“We believe the CCC is just reinforcing the normalization of abuse of these victims first begun by Randall,” says Jeff Chen, a leader of the Sankey advocates.
Flawed reconciliation process
Christ Community Chapel’s elders say they have done all they can to reconcile with Chen and other Sankey justice advocates. But the church’s reconciliation process, which it describes on its Sankey Review web page, was flawed.
Here’s how the church described its efforts to reconcile with critics:
“The Elders engaged a third-party conciliator to aid us in the process of reconciliation. The conciliator (not CCC) required anyone engaging in the process of reconciliation to sign a nondisclosure agreement in an effort of creating an atmosphere of transparency and vulnerability. While the Leadership at CCC was willing to sign the NDA, the advocates were not interested in engaging in the process with the conciliator.”
The third-party conciliator CCC chose was Judy Dabler, who has reliably defended ministries against legitimate complaints. Dabler was an ombudsman for Ravi Zacharias International Ministries, where she successfully deflected valid complaints about Zacharias’s long-concealed sexual activities in the years before the scandal imploded and brought down RZIM.
Her insistence that critics of Christ Community Chapel sign nondisclosure agreements is another bad sign. MinistryWatch reported last year on how ministries use NDAs to “silence victims and conceal sin.”
The CCC elders’ March 19 email seems to be a response to an email Sankey advocate Mike Wise sent to church members on Feb. 27 demanding an independent investigation. The email was forwarded to MinistryWatch.
Wise formerly defended Tom Randall and operated the Free Tom Randall Facebook page, but changed his mind after reading CCC’s internal report on the scandal.
“I was lied to,” Wise said. “We were all lied to.”
Wise urged CCC members to do the right thing and take action.

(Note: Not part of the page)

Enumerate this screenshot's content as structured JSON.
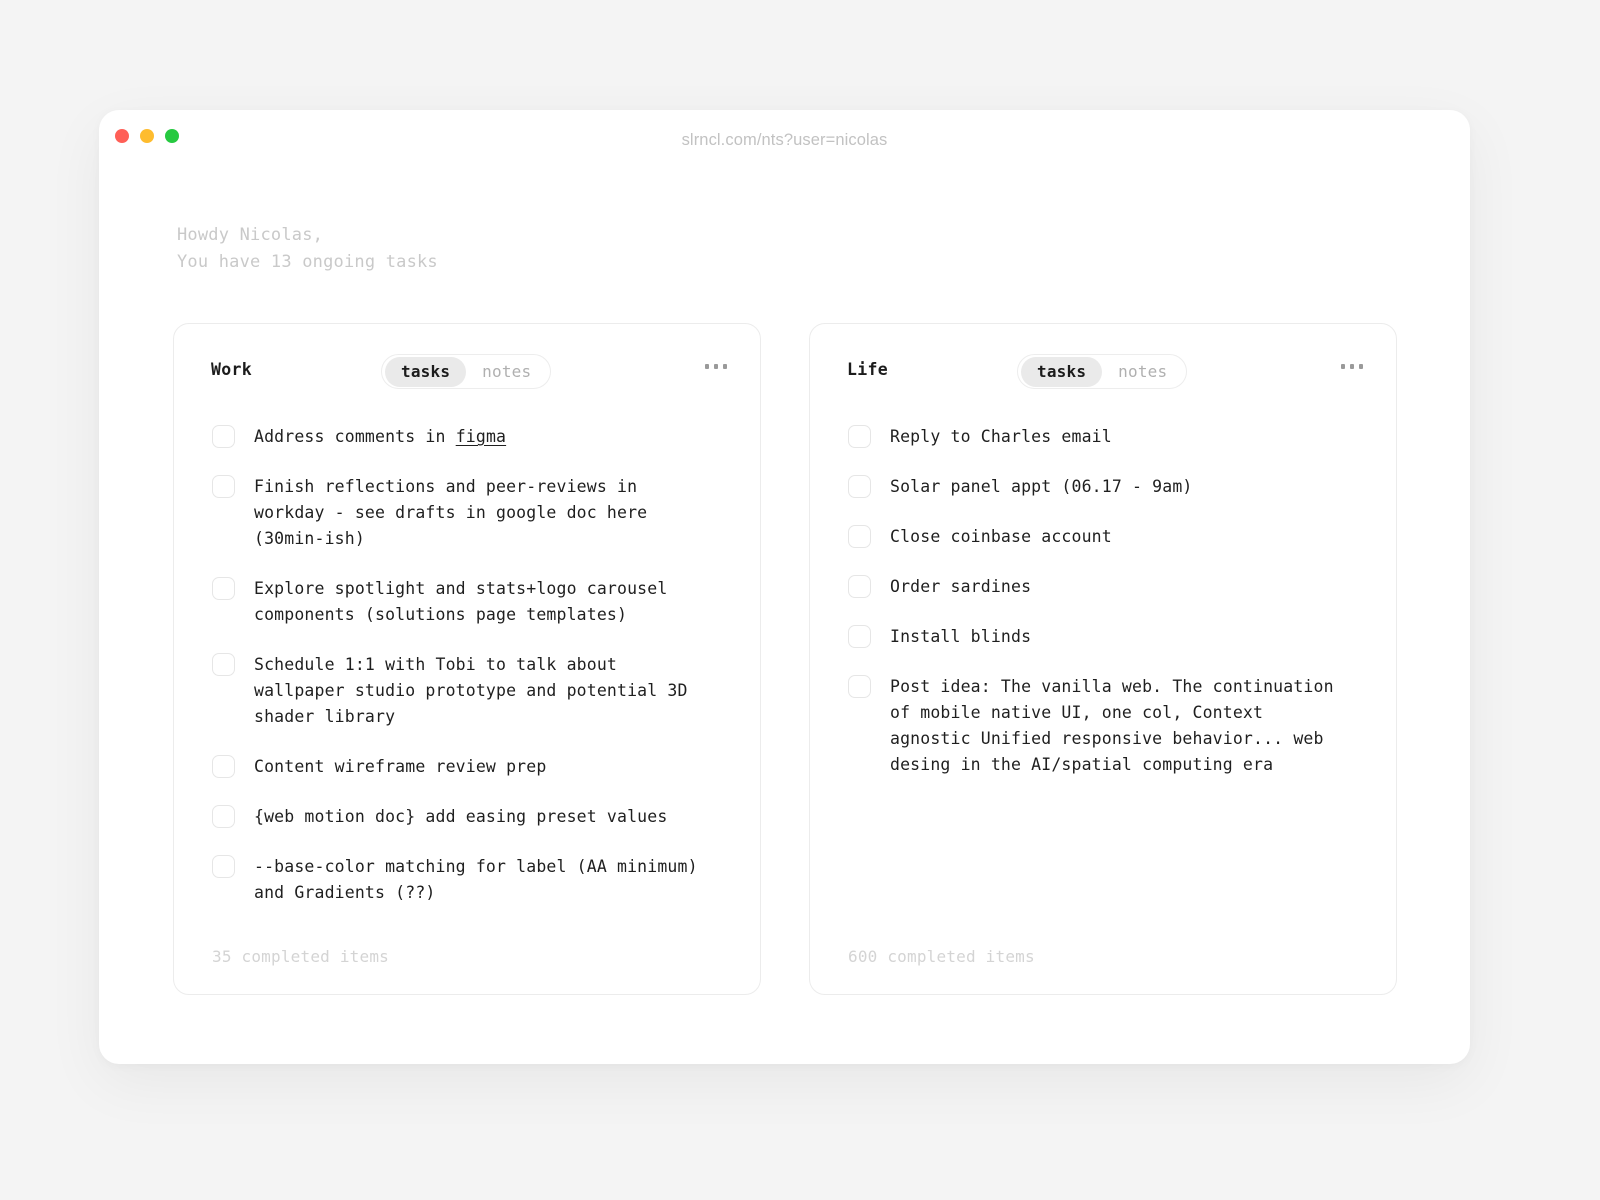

“Act with your feet. If you are still attending CCC, stop.
“Act with your heart. If you are serving, resign.
“Act with your wallet. Stop donating—to CCC or any other connected ministry.”